In regions where water is scarce and energy efficiency is paramount, we are seeing governments such as California and the EU giving incentives to business and industry to use this technology. But even without incentives, it’s still a great business case with a pay-back period of less than two years.
Companies such as brewer Heineken, dairy Friesland Campina, chemical manufacturer Huntsman Corp and cooling systems specialist Soest Cooling are achieving significant savings by using an IVG-CT system in their cooling towers.
VPT is also relevant for mining, the paint and coating industry, the cement industry, oil production and recovery, algae control, aeration and waste treatment, process mixing and separation.
To date, the Blue Economy has seen over 4 billion euros in investment and the creation of an estimated 3 million jobs with innovation and technology that is as diverse as it is game changing.
Some examples include things like thistles – yes, waste that we spend millions trying to kill with expensive toxic chemicals – can be turned into valuable oils. Novamont’s Sardinia Refinery, for example, saw $600 million in revenues in its first year.
Coffee waste can be used as a valuable substrate to grow mushrooms and prevent shoes and sports clothes from becoming smelly; and mining waste can be turned into stone paper - paper that needs no trees or water in its manufacturing process that can be recycled forever.
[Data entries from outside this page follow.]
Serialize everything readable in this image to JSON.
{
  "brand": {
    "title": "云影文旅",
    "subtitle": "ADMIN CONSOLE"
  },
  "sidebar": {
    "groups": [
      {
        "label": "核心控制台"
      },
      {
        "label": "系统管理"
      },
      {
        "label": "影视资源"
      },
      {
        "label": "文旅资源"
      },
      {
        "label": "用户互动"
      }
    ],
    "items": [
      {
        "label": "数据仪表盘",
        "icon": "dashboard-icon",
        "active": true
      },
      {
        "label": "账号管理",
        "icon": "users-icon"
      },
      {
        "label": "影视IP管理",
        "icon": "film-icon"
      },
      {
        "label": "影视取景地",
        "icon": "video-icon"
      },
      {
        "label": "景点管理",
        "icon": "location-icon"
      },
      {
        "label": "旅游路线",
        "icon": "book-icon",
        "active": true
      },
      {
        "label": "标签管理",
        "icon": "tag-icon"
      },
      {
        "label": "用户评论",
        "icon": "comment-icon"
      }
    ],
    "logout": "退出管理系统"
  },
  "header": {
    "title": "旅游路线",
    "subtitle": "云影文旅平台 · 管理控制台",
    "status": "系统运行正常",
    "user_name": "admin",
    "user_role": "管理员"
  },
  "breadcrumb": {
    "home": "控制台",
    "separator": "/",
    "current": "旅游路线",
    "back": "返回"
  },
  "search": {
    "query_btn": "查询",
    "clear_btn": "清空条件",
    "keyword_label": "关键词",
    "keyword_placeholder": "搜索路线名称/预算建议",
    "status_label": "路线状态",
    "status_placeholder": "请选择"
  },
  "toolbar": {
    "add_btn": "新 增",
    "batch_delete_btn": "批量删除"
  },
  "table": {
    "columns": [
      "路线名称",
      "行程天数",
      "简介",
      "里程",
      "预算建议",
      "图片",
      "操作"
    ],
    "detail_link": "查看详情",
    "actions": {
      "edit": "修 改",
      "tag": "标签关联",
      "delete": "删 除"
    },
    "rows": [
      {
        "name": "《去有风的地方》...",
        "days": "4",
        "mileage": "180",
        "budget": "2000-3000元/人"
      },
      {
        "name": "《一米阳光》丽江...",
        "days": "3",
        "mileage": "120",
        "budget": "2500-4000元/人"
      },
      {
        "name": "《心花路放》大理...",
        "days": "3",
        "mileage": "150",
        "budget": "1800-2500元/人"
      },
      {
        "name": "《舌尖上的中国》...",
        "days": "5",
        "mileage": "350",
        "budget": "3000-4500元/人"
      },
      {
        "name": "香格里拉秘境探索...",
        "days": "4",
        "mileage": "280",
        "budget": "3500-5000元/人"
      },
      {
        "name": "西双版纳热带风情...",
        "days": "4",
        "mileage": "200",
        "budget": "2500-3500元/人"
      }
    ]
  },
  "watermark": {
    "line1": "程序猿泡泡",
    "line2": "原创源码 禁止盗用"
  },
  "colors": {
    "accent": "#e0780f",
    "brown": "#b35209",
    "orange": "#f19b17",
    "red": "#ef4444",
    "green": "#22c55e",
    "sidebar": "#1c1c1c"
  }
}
Its mills can cost around 40 per cent less than a traditional paper pulp mill.
Surely we owe it to ourselves to go beyond the current status quo, to learn profitable new ways of doing business that work in harmony with nature. So is blue the new green? I think so.
Anne-Maree Huxley is sustainability advisor and an expert on the Blue Economy. She’s the founder and chief executive officer of Models of Success and Sustainability (MOSS) and the founder of the Blue Economy Institute.
Did you find this article useful? Join the EB Circle!
Your support helps keep our journalism independent and our content free for everyone to read. Join our community here.